Is Lightning Source refusing to accept new self-publishers?

In an earlier post regarding Ingram’s new IngramSpark, I looked firstly at Ingram’s subsidiary Lightning Source International, its contempt for indie authors, and the consequent difficulties in opening an account. I then looked at Ingram’s new self-publishing portal, IngramSpark, and how it compares to LSI. Now, according to anecdotal evidence and self-publishing guru Aaron Shepard, LSI’s contempt continues: indie authors are not only steered toward IngramSpark as the de facto option, but indie authors who do their research and conclude they would be better off with LSI are being denied Read More …

Warning: CreateSpace expand use of third-party printers with dire results

Previously I blogged about print on demand’s dirty little secret: the use of third-party printers whose quality cannot be assured, and included this in the 2nd edition of The Global Indie Author. In particular I looked at the use of Lightning Source (“LSI”) to fulfill CreateSpace’s Expanded Distribution orders and the problems that can result. Unfortunately, CreateSpace have now expanded their use of third-party printers to fulfill “overflow” orders, and if my recent experience is anything to go by, authors need to be very concerned.
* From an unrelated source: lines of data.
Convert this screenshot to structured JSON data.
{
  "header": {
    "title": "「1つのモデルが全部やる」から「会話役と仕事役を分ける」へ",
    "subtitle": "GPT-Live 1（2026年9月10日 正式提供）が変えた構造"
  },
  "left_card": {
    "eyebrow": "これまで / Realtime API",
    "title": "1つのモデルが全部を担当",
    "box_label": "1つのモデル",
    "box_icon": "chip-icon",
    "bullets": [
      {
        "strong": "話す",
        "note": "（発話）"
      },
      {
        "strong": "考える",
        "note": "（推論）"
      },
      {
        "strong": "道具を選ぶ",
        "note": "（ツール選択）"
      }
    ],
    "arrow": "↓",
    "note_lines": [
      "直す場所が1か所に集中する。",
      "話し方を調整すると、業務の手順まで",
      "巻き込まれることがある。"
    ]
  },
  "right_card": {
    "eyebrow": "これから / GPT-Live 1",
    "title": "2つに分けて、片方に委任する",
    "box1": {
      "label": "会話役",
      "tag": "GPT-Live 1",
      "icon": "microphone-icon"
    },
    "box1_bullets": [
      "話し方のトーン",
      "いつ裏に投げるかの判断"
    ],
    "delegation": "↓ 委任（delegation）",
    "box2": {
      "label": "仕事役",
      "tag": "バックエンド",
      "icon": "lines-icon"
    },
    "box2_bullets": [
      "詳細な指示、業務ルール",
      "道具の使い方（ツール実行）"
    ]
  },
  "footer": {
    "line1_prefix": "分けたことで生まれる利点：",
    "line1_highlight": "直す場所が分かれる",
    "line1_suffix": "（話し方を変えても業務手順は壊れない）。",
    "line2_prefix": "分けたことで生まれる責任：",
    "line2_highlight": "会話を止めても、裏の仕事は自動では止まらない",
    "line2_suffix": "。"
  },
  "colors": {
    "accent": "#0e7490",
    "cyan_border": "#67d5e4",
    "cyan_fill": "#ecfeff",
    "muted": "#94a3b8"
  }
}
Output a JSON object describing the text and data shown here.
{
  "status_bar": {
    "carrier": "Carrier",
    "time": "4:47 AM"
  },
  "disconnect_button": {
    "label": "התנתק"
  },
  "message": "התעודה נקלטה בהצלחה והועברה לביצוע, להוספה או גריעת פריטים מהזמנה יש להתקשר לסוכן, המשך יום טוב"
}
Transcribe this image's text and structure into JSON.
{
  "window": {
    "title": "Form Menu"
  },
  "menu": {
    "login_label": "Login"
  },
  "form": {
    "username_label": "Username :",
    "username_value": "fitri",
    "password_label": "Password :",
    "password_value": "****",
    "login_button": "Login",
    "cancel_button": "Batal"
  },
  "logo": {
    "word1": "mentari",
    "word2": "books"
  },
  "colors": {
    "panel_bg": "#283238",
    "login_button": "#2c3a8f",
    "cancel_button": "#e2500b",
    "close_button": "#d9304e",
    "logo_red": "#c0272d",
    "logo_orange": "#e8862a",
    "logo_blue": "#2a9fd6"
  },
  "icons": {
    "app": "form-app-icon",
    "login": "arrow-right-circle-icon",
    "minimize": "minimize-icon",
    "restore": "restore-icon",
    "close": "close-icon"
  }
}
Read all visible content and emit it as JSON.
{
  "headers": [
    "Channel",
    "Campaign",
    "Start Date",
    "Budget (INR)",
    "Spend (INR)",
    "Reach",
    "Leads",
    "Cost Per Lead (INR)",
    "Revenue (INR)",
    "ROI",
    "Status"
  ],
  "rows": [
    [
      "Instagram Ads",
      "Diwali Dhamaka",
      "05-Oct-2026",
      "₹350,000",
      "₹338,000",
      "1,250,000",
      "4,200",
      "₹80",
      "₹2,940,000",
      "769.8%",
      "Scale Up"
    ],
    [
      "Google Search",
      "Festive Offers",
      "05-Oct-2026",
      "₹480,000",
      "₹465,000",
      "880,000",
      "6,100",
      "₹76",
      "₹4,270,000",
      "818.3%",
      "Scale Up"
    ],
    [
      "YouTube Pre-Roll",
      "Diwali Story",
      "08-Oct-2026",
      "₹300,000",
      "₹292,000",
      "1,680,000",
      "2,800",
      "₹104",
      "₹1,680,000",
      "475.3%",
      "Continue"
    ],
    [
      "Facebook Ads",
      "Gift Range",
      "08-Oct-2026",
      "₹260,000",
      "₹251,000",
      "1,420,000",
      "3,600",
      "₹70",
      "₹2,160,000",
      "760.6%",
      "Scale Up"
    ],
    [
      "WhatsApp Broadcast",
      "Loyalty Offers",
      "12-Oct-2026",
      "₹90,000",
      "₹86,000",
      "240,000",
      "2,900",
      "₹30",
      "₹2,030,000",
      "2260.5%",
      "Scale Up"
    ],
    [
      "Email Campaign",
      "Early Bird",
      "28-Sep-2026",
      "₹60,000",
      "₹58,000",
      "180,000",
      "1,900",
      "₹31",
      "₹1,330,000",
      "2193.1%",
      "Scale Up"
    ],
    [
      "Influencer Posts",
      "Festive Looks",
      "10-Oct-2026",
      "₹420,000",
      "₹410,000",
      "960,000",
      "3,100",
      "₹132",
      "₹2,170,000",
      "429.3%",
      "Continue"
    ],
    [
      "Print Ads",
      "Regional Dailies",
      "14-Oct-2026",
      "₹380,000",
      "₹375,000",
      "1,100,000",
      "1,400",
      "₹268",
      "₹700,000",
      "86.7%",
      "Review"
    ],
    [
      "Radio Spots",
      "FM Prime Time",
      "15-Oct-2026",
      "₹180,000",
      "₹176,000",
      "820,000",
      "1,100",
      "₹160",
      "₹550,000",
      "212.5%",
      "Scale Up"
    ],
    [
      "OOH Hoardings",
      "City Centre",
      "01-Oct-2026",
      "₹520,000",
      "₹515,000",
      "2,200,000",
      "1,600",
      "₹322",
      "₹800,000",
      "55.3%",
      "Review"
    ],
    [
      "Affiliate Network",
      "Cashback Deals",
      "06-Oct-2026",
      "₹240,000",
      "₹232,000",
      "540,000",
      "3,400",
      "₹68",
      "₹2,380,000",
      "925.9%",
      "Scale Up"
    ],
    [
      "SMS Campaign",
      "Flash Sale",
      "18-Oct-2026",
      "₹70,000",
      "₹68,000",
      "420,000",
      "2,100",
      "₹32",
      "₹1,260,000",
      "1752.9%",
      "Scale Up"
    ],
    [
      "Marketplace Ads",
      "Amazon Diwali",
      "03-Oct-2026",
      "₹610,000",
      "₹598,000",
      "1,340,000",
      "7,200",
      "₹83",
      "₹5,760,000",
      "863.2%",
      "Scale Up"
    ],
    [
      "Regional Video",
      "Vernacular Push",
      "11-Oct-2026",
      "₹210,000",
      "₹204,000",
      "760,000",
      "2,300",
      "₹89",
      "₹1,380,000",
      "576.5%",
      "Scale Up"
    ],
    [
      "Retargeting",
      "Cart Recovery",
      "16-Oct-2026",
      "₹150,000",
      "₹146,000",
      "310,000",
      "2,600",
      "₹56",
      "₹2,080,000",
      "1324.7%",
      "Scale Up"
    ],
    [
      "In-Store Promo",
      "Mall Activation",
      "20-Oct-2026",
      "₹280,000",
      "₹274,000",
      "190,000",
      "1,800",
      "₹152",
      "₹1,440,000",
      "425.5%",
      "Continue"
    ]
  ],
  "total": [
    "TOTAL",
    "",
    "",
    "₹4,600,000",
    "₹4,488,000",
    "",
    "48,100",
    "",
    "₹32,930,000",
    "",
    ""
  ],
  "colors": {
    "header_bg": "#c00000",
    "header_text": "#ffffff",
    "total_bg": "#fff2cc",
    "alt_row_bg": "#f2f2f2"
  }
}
With the recent release of Read More …

CreateSpace adds European distribution, decreases payment thresholds

Over the past few weeks CreateSpace has made two important changes: they have decreased their payment threshold from $20/£20/€20 to $10/£10/€10; and they have now added direct distribution to Amazon.co.uk (UK), Amazon.de (Germany), Amazon.fr (France), Amazon.es (Spain), and Amazon.it (Italy). I hesitated to write about this immediately as I wanted to check first what the Amazon catalogue would list as the estimated delivery time for each site. Would it be as with Amazon.com where all CreateSpace titles would be listed as “In Stock” or would it be the same as Read More …

Print-on-demand’s dirty little secret

[UPDATE: While the following deals with the problems created by CreateSpace’s Expanded Distribution, CreateSpace itself has increasingly been using third-party printers to fulfill publisher orders. I have had numerous problems with my print orders, losing usually on average about 10% of my order to everything from crooked pages to machine roller smears. Further to CreateSpace, for their E.U. (and likely soon for their Canadian operations), it is not CreateSpace who are printing the books but Amazon themselves at their fulfillment warehouses. With so many potential printers of your product, the Read More …

System-wide mess-up at Amazon affecting Christmas shopping

In an unfortunate twist of fate for indie writers who sell globally (and for smaller, independent publishers), a system-wide error at Amazon is affecting the display of delivery dates for print-on-demand books. This appears only to be affecting titles sold on Amazon sites outside the U.S. This from my distributor Lightning Source/Ingram: “As Amazon prepares for the upcoming holiday season, they recently implemented a sudden system-wide change on all vendor products, including books. The result had an unintended impact on some POD book stated delivery times on the Amazon site.  Amazon Read More …

A warning about Bowker Books in Print

When I published my first novel, Baby Jane, I inputted my title information into the Bowker Books in Print catalogue well after the book was released. For this new title, The Global Indie Author, I thought I was being more organized by inputting my title information as soon as it became available. BIG MISTAKE. Why? With print-on-demand, a manufacturer/distributor like Lightning Source or CreateSpace cannot be listed in the Books in Print catalogue as a distributor. If you are self-published, with your own ISBN, you are the defacto distributor; consequently, Read More …

ISBNs and the Self-Publisher Part V: The Advantages (and a Few Disadvantages) of Owning Your ISBN

(This is abbreviated text from The Global Indie Author.) The advantages to owning your ISBNs are: Increased Distribution Options Most vanity publishers and aggregators have limited distribution partners (often only one for print and maybe a half-dozen for ebooks). If you own your ISBN you can contract with as many wholesale distributors as you wish including Lightning Source, which is owned by Ingram, is U.S.-based and has two international subsidiaries, has an extensive list of distribution partners, and gives you access to the libraries and academic markets as well. Optics Read More …